Part of the problem is that associates are considered by most within the legal industry as exchangeable commodities that will soon leave the firm anyway. This is an attitude that we hope to change. Ideally, the associate will be the next lawyer to take the reigns of the firm in the next decade or so. But in order to do that, it’s up to you to develop a sense of loyalty.

You? Make a mistake? No way. Never gonna happen. But for some other lawyers (we won't name names), mistakes are common place. And we're not just talking about a typo in a contract or court filing. There's a whole universe of mistakes attorneys make, from mishandling client funds (accidentally!) to misusing those fancy Latin phrases.

So, to help you that other guy out, here are some of the most common attorney screw ups and how to avoid them.

Lessons in Legal Fees: $41,000 Base + $30,000 Interest = Censure

Wyoming's highest court has publicly censured a lawyer working out of the state's capitol for charging a client $30,000 in interest fees on a bill that was originally just $41,000. So if you're considering charging your clients almost 50 percent in interest, we recommend against it. Top tip? Just don't.

One could say that Cheyenne lawyer Bruce Asay, the recipient of the court's censure, was merely covering himself, however. After all, one of his apparently office policy was to charge a rate of 1 percent interest on all accounts receivable per month. The idea was to get those pesky clients paying -- instead, he got himself into ethical hot water.

Where do real lawyers practice the law? It’s not exclusively in BigLaw high-rises, managing a team of dozens of associates. It’s not in corporate conference rooms or cocktail parties, schmoozing with high-paying clients. And it’s not just grinding away at clients’ legal issues, either.
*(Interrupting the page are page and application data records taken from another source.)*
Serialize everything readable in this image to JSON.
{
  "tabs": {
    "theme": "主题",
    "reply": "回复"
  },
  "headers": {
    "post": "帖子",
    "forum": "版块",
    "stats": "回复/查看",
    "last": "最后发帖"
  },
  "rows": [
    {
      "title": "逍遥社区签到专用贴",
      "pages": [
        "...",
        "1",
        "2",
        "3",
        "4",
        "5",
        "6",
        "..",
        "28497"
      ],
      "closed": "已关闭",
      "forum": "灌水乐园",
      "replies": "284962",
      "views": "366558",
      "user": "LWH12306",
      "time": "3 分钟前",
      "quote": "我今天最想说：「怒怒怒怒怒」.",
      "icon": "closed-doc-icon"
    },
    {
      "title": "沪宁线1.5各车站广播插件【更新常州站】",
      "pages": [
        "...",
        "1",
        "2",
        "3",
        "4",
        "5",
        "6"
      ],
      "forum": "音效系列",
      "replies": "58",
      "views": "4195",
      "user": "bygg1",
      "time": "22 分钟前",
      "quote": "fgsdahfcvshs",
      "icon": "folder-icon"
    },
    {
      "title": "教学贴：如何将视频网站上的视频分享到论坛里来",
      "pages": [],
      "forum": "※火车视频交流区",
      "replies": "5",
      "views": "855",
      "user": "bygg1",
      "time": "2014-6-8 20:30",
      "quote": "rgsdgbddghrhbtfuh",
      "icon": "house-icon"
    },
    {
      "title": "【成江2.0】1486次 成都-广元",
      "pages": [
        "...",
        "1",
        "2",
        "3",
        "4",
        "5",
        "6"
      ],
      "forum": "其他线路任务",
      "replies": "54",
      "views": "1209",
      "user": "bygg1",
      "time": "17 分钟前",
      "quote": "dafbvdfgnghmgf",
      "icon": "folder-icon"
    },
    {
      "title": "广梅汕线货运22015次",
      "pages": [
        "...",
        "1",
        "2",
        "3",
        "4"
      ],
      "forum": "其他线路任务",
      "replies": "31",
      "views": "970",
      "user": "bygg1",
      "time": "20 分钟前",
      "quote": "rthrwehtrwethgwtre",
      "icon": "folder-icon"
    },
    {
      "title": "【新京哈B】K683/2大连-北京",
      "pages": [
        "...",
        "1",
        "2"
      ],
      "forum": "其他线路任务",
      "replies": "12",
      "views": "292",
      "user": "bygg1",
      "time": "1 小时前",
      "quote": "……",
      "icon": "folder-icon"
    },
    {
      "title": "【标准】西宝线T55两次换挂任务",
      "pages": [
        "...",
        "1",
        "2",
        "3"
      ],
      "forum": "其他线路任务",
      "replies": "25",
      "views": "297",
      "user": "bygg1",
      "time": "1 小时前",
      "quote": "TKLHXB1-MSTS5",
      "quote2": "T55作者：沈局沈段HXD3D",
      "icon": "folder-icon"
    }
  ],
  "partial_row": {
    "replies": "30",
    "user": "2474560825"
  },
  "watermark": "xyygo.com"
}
Real lawyers do all of it — the managing, the marketing, the lawyering. And one place offers the opportunity to play all roles: small law. Here’s why practice in a small law is as real as it gets.

You've built your own firm and want to see it grow even further. Or perhaps you've found your grove, but need to advise business clients as they expand. You can try to figure things out on your own, or you can turn to the experts, thought leaders from some of today's most forward-looking businesses.

Luckily, much of that leadership can be found in one place: "What's Next: How to Take Your Business to the Next Level." This guide, published by Thomson Reuters' Aspatore, provides insider perspectives on how to advance a business, from leaders in their field. (Disclosure: Aspatore is one of FindLaw's sister companies.)

Tips for Writing a Legal Letter of Advice

How to write a legal letter of advice? It's an excellent question with a much hated answer: it depends.

The fact of the matter is that the individual demands of the situation dictate the length and style of legal correspondence just as much as convention. But we've cobble together a few tips to help solos and small firm attorneys get pointed in the right direction. Once you write a few, you'll find that many of these letters practically write themselves.

Lawyers Are Skeptical of ABA's Law Firm Biz Restructuring Proposals

A bevy of solo attorneys recently responded to the American Bar Association's invite to comment on the proposal to allow non-lawyer investing in law firms. Forty-three individuals submitted their comments: only one thought it was a good idea.

Now that may sound like good new for those opposed, but a growing number of advocates claim that the changes simply mark the inevitable.